This seemingly dated phrase is just as important today as when it was first coined. The Fredericksburg region has seen significant population growth over the past 20 years--growth that has also generated more waste.
It is estimated that the average person generates 4 to 5 pounds of trash a day. The Environmental Protection Agency estimates that 75 percent of our waste is recyclable, well beyond what you toss into your recycling bin at home. Recycling serves three purposes:
1. It recovers valuable material so it can be reused in other forms and not wasted.
2. By diverting materials from the landfill, recycling conserves landfill capacity for
3. Recycling prevents hazardous materials and toxic chemicals--such as lead and mercury--that can contaminate soil and seep into our drinking water from ending up in landfills.
Often we ignore where our waste goes once we discard our trash, as well as the differences in how each community handles trash and recyclable material. Our region now has three active landfills. The Rappahannock Regional Solid Waste Management Board--the "R-Board"--expects to continue to take city and Stafford County trash at the Stafford landfill for about 40 years. Spotsylvania County projects its landfill to last at least another 75 years, and the privately operated landfill in King George County expects to operate another 18-19 years.
By recycling more of our waste, we can increase the longevity of these landfills. It all starts with making a conscious effort to recycle. Don't use the excuse that your homeowners' association or refuse hauler doesn't offer curbside recycling, or that recycling is not convenient. Every local government in our region has one or more recycling facilities, and some private haulers offer residential recycling service.
This region has done a good job at implementing recycling programs. When Virginia legislators mandated the development of solid-waste management plans in 1989, they also set a minimum goal of achieving a 25 percent recycling rate by 1995. Since then, localities have implemented programs to reach and exceed the minimum rate. Our region collectively recycles roughly 38 percent of its waste.
The environmental benefits are tremendous. Recycling reduces air and water pollutants and greenhouse-gas emissions, and it saves energy and natural resources. Research indicates that overall manufacturing emissions are lower from use of recovered materials than from virgin materials.
Recycling also creates jobs. A recent study concluded that in the northeastern and southern states, recycling-related activities employ more than 2.5 percent

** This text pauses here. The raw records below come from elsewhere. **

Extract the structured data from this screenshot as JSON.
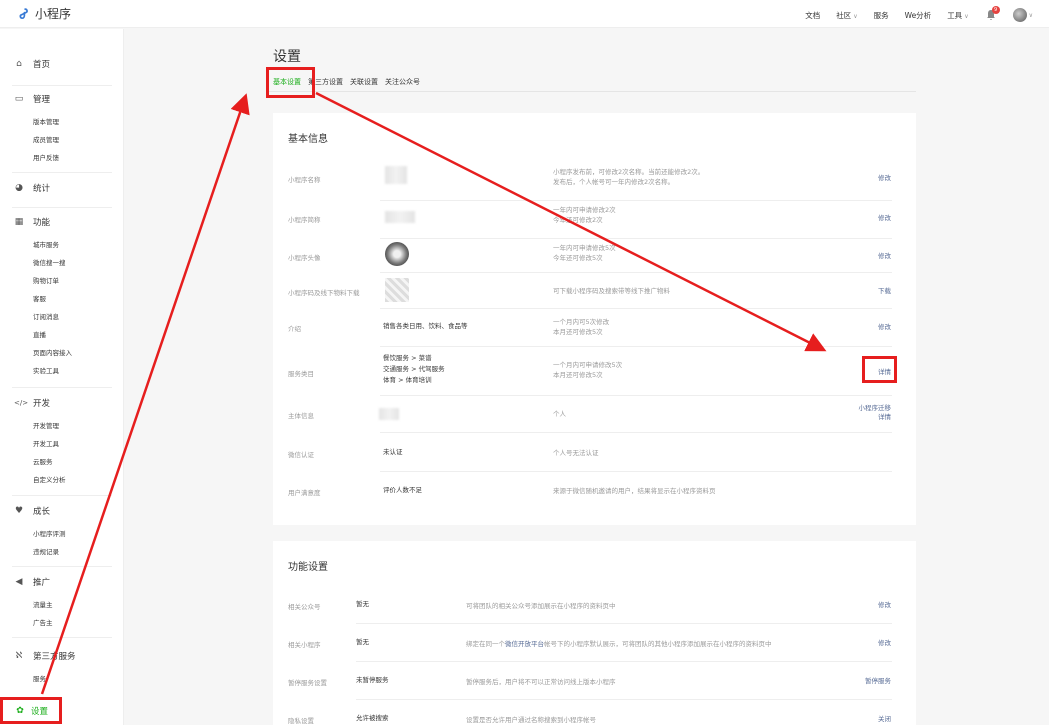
{
  "app": {
    "title": "小程序"
  },
  "topnav": {
    "docs": "文档",
    "community": "社区",
    "service": "服务",
    "analytics": "We分析",
    "tools": "工具",
    "notification_count": "9"
  },
  "sidebar": {
    "home": "首页",
    "manage": {
      "label": "管理",
      "items": [
        "版本管理",
        "成员管理",
        "用户反馈"
      ]
    },
    "stats": "统计",
    "features": {
      "label": "功能",
      "items": [
        "城市服务",
        "微信搜一搜",
        "购物订单",
        "客服",
        "订阅消息",
        "直播",
        "页面内容接入",
        "实验工具"
      ]
    },
    "dev": {
      "label": "开发",
      "items": [
        "开发管理",
        "开发工具",
        "云服务",
        "自定义分析"
      ]
    },
    "growth": {
      "label": "成长",
      "items": [
        "小程序评测",
        "违规记录"
      ]
    },
    "promo": {
      "label": "推广",
      "items": [
        "流量主",
        "广告主"
      ]
    },
    "thirdparty": {
      "label": "第三方服务",
      "items": [
        "服务"
      ]
    },
    "settings": "设置"
  },
  "page": {
    "title": "设置",
    "tabs": [
      "基本设置",
      "第三方设置",
      "关联设置",
      "关注公众号"
    ]
  },
  "basic_info": {
    "title": "基本信息",
    "rows": [
      {
        "label": "小程序名称",
        "value": "",
        "desc1": "小程序发布前，可修改2次名称。当前还能修改2次。",
        "desc2": "发布后，个人帐号可一年内修改2次名称。",
        "action": "修改"
      },
      {
        "label": "小程序简称",
        "value": "",
        "desc1": "一年内可申请修改2次",
        "desc2": "今年还可修改2次",
        "action": "修改"
      },
      {
        "label": "小程序头像",
        "value": "",
        "desc1": "一年内可申请修改5次",
        "desc2": "今年还可修改5次",
        "action": "修改"
      },
      {
        "label": "小程序码及线下物料下载",
        "value": "",
        "desc1": "可下载小程序码及搜索带等线下推广物料",
        "desc2": "",
        "action": "下载"
      },
      {
        "label": "介绍",
        "value": "销售各类日用、饮料、食品等",
        "desc1": "一个月内可5次修改",
        "desc2": "本月还可修改5次",
        "action": "修改"
      },
      {
        "label": "服务类目",
        "value1": "餐饮服务 > 菜谱",
        "value2": "交通服务 > 代驾服务",
        "value3": "体育 > 体育培训",
        "desc1": "一个月内可申请修改5次",
        "desc2": "本月还可修改5次",
        "action": "详情"
      },
      {
        "label": "主体信息",
        "value": "",
        "desc1": "个人",
        "desc2": "",
        "action1": "小程序迁移",
        "action2": "详情"
      },
      {
        "label": "微信认证",
        "value": "未认证",
        "desc1": "个人号无法认证",
        "desc2": "",
        "action": ""
      },
      {
        "label": "用户满意度",
        "value": "评价人数不足",
        "desc1": "来源于微信随机邀请的用户，结果将显示在小程序资料页",
        "desc2": "",
        "action": ""
      }
    ]
  },
  "feature_settings": {
    "title": "功能设置",
    "rows": [
      {
        "label": "相关公众号",
        "value": "暂无",
        "desc": "可将团队的相关公众号添加展示在小程序的资料页中",
        "action": "修改"
      },
      {
        "label": "相关小程序",
        "value": "暂无",
        "desc_a": "绑定在同一个",
        "desc_link": "微信开放平台",
        "desc_b": "帐号下的小程序默认展示，可将团队的其他小程序添加展示在小程序的资料页中",
        "action": "修改"
      },
      {
        "label": "暂停服务设置",
        "value": "未暂停服务",
        "desc": "暂停服务后，用户将不可以正常访问线上版本小程序",
        "action": "暂停服务"
      },
      {
        "label": "隐私设置",
        "value": "允许被搜索",
        "desc": "设置是否允许用户通过名称搜索到小程序帐号",
        "action": "关闭"
      }
    ]
  },
  "colors": {
    "accent": "#1aad19",
    "link": "#576b95",
    "highlight": "#e61e1e"
  }
}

The goal of the Green Waste/Recycling Subcommittee is to increase public awareness of recycling. As anthropologist Margaret Mead said, "Never doubt that a group of thoughtful and committed citizens can change the world." We all can be agents of change: Let's make every day an Earth Day!